▶ [WHAT THE TASK REQUIRES] Pick the lines holding the string "value" out of the records and copy them.

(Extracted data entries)
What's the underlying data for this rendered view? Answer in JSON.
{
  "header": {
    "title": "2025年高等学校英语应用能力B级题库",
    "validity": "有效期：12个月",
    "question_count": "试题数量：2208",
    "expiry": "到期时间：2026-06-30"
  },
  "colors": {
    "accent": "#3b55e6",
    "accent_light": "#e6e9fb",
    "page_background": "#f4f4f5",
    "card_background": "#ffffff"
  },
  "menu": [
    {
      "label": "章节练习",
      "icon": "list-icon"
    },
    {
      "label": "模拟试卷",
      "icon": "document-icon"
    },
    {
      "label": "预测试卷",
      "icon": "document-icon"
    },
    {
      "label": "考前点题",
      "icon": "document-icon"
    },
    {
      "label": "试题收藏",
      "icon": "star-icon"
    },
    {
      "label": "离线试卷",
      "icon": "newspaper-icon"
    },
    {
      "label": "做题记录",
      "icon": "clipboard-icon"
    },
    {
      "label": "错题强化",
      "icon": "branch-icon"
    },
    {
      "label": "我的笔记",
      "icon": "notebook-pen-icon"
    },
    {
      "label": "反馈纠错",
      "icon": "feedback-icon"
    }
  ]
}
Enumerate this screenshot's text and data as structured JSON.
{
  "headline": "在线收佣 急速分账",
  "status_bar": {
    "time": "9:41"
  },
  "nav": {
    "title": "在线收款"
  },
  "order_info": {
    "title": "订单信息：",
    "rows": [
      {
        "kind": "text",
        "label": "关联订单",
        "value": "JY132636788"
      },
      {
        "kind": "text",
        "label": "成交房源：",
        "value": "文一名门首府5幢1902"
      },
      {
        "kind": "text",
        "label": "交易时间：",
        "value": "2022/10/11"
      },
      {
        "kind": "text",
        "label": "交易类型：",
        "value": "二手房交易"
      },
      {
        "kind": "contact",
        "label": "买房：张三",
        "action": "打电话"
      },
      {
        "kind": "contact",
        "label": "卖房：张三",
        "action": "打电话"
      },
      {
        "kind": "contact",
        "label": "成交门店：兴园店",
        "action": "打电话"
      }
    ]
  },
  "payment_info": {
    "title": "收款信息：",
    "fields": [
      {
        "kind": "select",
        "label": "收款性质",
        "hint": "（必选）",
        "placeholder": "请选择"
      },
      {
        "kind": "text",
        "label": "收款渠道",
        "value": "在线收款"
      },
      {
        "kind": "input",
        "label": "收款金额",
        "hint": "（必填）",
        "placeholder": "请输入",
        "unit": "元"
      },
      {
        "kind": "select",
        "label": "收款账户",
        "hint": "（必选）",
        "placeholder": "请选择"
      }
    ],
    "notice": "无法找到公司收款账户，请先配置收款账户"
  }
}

▶ [WRITTEN SOLUTION]
        "value": "JY132636788"
        "value": "文一名门首府5幢1902"
        "value": "2022/10/11"
        "value": "二手房交易"
        "value": "在线收款"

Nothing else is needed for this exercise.